Historic Patterns: The Arabesque Style

arabesque historic pattern styles Mar 06, 2023

One of the most decorative pattern styles there is - and perhaps also the most difficult to create - may be the Arabesque pattern style. In this article you’ll get to know this style a bit, its history and what characterizes it. 



Arabesque refers to an elaborate and ornamental pattern style that we associate with Islamic art, design and architecture. It’s based on rhythmic linear patterns of either plain lines and geometric shapes, or of scrolling and interlacing foliage and tendrils - often in combination with other motif elements, like flowers and leaves.


The Arabesque Name

The name Arabesque is a French term, which in turn comes from the Italian word arabesco which means ”in the Arabic style”. This style has had many names throughout history and depending on where in the world you are. Other words are rabeschi, moresque, foliage ornament and Islimi. But let’s stick with Arabesque here, the term that has been most commonly used since the 19th century.

The Arabesque Characteristics

The Arabesque design style has many sub-styles, some more simplified like Moroccan tile, others extremely detailed and elaborate, but let’s take a look at the main principles that characterizes all versions:


The Arabesque pattern style has a complex structure, which usually consists of a single design, or tile, (not necessarily square) which is reflected and rotated and seamlessly repeated to cover a surface.


There are two main structural elements:

1. The first one consists of lines and angles, reflected and rotated that in turn creates geometric shapes in the negative spaces in between.
2. The second one is the eternal spiral; spiraling lines, seemingly endless, curved and overlapping stems. The designs can be composed with only one of these structural shapes, or both in combination, creating extremely intricate and elaborate designs.

Layout and composition

Another characteristic of Arabesque designs is how the elements are evenly and symmetrical distributed. And symmetry, rhythm and balance between the shapes and lines are very important.

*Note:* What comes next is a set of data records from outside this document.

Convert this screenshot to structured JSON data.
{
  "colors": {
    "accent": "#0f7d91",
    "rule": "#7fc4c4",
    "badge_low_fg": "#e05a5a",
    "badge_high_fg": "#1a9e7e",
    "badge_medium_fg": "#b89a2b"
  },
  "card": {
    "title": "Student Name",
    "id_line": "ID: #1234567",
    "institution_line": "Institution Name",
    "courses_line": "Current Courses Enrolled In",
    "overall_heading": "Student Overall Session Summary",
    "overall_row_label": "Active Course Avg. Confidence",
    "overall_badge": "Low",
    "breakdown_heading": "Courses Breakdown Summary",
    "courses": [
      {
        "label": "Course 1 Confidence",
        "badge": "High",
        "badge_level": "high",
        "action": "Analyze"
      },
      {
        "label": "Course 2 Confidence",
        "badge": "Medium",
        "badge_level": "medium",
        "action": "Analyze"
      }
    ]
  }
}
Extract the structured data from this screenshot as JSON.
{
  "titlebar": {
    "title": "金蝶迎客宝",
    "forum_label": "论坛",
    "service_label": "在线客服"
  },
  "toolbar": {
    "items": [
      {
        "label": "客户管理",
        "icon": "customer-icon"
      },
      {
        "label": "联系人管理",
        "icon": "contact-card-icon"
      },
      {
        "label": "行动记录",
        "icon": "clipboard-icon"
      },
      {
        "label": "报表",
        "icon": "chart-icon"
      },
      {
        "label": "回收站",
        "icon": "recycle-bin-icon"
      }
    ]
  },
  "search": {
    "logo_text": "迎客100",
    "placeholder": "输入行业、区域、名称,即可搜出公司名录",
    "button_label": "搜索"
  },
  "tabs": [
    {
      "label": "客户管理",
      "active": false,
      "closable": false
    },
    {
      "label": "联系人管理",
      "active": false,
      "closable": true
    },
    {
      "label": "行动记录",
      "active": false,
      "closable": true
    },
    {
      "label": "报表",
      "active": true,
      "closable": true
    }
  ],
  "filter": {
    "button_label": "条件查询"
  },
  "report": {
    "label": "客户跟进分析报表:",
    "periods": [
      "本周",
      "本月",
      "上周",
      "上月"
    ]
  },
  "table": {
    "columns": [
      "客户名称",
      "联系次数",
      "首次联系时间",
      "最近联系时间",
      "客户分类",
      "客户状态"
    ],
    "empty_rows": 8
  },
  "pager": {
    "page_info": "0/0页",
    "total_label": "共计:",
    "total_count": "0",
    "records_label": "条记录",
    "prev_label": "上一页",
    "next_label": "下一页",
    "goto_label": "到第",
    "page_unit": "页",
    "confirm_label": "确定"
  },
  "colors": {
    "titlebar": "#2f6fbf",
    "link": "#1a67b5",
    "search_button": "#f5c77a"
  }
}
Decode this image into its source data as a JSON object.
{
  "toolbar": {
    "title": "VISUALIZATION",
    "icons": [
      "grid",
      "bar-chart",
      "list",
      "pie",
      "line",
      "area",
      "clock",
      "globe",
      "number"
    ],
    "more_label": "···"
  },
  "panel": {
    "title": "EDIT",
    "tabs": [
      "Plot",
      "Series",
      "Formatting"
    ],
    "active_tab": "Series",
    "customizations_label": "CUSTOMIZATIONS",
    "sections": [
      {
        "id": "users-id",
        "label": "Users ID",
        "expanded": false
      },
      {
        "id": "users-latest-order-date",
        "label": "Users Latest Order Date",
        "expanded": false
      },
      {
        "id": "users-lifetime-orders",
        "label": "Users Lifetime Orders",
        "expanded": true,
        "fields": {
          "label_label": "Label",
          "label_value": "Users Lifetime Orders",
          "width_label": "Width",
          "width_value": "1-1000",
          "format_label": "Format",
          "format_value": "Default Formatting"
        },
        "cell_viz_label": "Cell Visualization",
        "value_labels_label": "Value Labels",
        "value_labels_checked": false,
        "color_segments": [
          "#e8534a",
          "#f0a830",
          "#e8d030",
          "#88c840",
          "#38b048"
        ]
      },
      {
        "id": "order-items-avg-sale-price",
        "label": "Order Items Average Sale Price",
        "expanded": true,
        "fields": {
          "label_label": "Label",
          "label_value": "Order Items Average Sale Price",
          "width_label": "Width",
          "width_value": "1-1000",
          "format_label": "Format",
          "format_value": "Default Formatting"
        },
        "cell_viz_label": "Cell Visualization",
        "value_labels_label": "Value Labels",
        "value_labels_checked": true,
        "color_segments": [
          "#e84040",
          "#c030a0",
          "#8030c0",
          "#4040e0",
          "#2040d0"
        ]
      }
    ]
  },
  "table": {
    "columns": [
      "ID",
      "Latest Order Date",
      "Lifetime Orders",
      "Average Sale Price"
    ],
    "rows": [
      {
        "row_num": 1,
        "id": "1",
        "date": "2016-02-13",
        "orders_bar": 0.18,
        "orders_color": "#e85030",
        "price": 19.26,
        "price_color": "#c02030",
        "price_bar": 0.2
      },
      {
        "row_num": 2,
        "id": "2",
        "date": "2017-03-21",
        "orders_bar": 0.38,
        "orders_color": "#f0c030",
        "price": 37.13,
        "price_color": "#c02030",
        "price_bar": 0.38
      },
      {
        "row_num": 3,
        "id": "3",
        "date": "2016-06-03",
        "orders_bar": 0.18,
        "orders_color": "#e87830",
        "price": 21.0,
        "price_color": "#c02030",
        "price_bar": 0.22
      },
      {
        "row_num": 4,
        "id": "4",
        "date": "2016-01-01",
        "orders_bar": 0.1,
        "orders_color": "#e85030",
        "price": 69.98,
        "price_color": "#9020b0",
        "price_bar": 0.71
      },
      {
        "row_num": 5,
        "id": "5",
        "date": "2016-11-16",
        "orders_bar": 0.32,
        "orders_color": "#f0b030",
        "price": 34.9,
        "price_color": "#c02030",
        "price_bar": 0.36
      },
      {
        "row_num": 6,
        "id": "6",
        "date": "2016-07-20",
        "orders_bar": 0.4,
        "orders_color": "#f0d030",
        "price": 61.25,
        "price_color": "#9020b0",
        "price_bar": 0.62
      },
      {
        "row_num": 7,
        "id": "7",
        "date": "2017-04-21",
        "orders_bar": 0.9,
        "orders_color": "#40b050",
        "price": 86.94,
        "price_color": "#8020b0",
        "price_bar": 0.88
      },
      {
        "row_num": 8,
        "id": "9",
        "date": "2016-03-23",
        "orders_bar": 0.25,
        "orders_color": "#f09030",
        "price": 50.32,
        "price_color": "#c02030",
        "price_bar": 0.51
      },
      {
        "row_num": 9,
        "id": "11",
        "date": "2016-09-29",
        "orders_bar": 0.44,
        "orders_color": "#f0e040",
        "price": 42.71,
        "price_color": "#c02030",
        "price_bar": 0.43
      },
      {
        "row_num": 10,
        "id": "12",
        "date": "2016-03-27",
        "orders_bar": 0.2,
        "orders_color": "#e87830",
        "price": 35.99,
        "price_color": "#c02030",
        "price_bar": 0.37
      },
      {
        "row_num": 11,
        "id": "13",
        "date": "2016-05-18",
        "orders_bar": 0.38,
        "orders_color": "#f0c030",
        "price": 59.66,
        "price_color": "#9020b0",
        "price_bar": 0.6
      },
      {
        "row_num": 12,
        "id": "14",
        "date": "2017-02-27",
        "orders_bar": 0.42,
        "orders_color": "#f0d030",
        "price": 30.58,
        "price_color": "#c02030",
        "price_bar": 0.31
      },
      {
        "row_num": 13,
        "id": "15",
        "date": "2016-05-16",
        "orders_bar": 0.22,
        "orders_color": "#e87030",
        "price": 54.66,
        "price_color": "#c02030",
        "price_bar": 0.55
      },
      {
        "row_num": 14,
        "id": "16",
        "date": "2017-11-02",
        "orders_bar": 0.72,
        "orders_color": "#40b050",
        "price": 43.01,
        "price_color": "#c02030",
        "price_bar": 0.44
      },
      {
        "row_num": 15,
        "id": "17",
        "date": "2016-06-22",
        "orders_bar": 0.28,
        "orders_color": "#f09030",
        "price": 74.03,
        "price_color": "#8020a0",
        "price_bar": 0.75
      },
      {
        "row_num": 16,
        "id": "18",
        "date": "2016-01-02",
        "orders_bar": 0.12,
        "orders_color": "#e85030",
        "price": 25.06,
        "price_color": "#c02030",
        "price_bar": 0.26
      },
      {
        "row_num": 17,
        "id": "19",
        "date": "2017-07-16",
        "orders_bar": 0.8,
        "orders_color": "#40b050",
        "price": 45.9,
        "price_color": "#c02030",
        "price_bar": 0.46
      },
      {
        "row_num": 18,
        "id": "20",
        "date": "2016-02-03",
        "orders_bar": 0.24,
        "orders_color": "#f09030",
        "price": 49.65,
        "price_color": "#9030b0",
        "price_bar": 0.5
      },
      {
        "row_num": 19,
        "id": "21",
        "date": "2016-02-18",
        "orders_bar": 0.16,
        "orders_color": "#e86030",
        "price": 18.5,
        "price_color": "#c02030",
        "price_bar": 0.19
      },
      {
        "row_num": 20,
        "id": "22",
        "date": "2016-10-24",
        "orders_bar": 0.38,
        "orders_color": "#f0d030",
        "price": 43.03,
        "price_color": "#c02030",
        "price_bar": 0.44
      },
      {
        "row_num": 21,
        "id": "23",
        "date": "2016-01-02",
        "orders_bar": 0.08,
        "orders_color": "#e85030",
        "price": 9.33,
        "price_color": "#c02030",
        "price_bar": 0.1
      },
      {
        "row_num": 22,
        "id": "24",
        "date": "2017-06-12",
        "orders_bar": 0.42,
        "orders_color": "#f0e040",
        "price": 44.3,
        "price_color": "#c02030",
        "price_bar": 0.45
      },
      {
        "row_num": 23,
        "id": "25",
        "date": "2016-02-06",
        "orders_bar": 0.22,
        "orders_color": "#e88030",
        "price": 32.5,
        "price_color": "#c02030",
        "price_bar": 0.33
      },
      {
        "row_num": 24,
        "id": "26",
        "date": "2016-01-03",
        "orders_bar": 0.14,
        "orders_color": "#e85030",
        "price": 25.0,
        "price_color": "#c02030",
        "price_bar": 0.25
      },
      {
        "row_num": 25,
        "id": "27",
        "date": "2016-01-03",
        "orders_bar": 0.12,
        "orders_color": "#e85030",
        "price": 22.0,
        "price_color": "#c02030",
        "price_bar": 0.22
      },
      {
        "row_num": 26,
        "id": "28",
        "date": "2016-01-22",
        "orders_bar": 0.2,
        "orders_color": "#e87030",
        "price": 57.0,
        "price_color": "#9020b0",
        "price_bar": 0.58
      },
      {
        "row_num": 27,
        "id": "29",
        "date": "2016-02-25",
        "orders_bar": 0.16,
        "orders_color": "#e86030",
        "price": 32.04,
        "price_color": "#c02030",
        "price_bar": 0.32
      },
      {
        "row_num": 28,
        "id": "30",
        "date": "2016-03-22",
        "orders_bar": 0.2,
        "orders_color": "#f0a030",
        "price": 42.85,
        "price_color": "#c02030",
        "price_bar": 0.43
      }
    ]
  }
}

It’s considered to represent the completeness and perfection of God. It also makes the patterns appear flat, with no particular or dominating foreground motifs. All motifs are equally important.


In the early ages of the Arabesque style, common motifs were stylized Acanthus leaves, palmettes and vines. Some versions of Arabesque patterns are completely abstract, with lines and geometric shapes that only reminds of real objects from nature. In later versions the motifs were still stylized bud more realistically depicted, so that the flowers and plants could be identified. In general, the Arabesque motif elements are geometric shapes, lines in combination with overlapping and scrolled plants, leaves and flowers. Some versions also depict animals.

Use and application

Arabesque patterns are used for all kinds of purposes, but the most common are for book and calligraphy illuminations. Other places where Arabesque designs are applied are on wall friezes, and for embellishing everyday objects such as utensils, fabric and carpets.

Fun pattern design fact

It’s all connected. Arabesque has many different influences and has in turn influenced other design styles throughout history. For example, you can definitely see the eternal spiral used in many background layers of the Arts and Crafts pattern designs. And the reflected motifs and diagonal layout of Damasks are also related to Arabesque structure and motifs.